Some writers list these steps in three, some in four. The following are my take on the steps required to build a three-dimensional character (and story!). If you’re the type of writer who hates outlining and feeling restricted, the following steps might scare you. Don’t worry—they aren’t as bad as they look!
1) Goal/Desire: This shouldn’t be a surprise, and even if you aren’t thinking about it when writing, you’re probably setting this up already: at the beginning of a story, a character must have a goal or desire to work toward. Of course, this can come in many forms, both positive and negative, good or evil. Sometimes, the goal or desire is subtle, such as a character wanting to remain passive and unchanged through a series of events outside his/her control. Unfortunately for him or her, that’s not going to happen.
2) Conflict: This is where the character meets all kinds of problems with his or her plans. Maybe there’s someone else out to steal that priceless ruby, or your passive character gets thrown into situations in which he or she can’t possibly survive without acting. Either way, this is the meat of the story—who wants to read something without conflict? It’s also the setup for the next step, in which we learn much more about the character…
3) Reaction: This is arguably the most important step in bringing the character’s true personality out. For example, let’s take Jay Gatsby from The Great Gatsby, a book most of us have likely read. Gatsby’s conflict was his love for Daisy, a married woman from his past, and his obsession in winning her over despite her flighty mixed messages and complex dedication to her husband Tom. If Gatsby’s reaction to this conflict was to back down rather than pursue her, would things have wound up differently for Gatsby? Would he not only be alive, but a different person altogether?
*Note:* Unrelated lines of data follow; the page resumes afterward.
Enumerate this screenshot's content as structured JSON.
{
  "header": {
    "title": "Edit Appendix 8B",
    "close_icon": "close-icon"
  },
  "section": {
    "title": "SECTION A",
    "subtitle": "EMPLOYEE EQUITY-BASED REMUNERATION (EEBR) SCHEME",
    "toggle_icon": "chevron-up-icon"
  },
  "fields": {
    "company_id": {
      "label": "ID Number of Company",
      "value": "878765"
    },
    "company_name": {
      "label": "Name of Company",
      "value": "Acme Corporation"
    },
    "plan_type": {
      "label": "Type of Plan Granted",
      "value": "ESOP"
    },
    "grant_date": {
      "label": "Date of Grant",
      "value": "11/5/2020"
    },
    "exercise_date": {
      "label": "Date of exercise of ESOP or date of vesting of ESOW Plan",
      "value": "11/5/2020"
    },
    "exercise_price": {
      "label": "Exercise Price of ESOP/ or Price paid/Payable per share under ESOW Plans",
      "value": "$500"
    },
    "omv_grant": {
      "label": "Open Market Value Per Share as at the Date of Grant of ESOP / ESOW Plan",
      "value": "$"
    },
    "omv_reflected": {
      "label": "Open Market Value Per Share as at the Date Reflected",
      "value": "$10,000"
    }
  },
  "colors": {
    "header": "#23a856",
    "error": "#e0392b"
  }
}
It’s his (re)actions that make him the mysterious, somewhat pitiful character he is, just as it’s Nick’s somewhat passive (re)actions that make him such a fantastic narrator.
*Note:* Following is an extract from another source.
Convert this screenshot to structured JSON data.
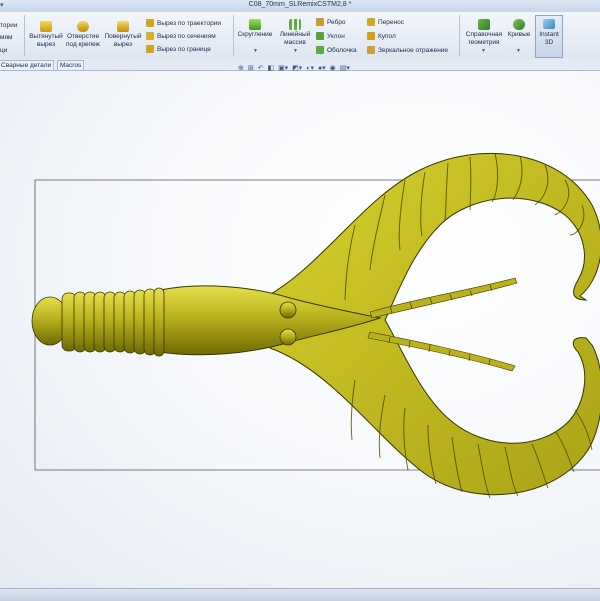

4) Change/Results: (Note: I add “results” to this final step because there does exist a type of “flat” character arc in which the character in question doesn’t technically change, but instead influences other characters. However, listing the numerous kinds of character arcs can get complex and lengthy.) At the conclusion of the story, there should be a takeaway for the reader, and that usually involves a satisfactory resolution with the characters. In most arcs, a character changes for either the better or worse. In order to pull this off successfully, the writer must make the change believable as a result of the character’s goal, conflict, and reaction.
Of course, this arc may seem familiar: it’s very similar to that of plot. This is where many, including myself, argue that plot and character arcs shouldn’t be considered separate. Whether your plot influences your characters or your characters influence your plot (or a healthy mix of the two), there will always be both at play in order to make a cohesive story with a convincing beginning, middle, and end.
Have you worked with character arcs before? If not, take a look at today’s writing prompt on our Facebook page and get to work!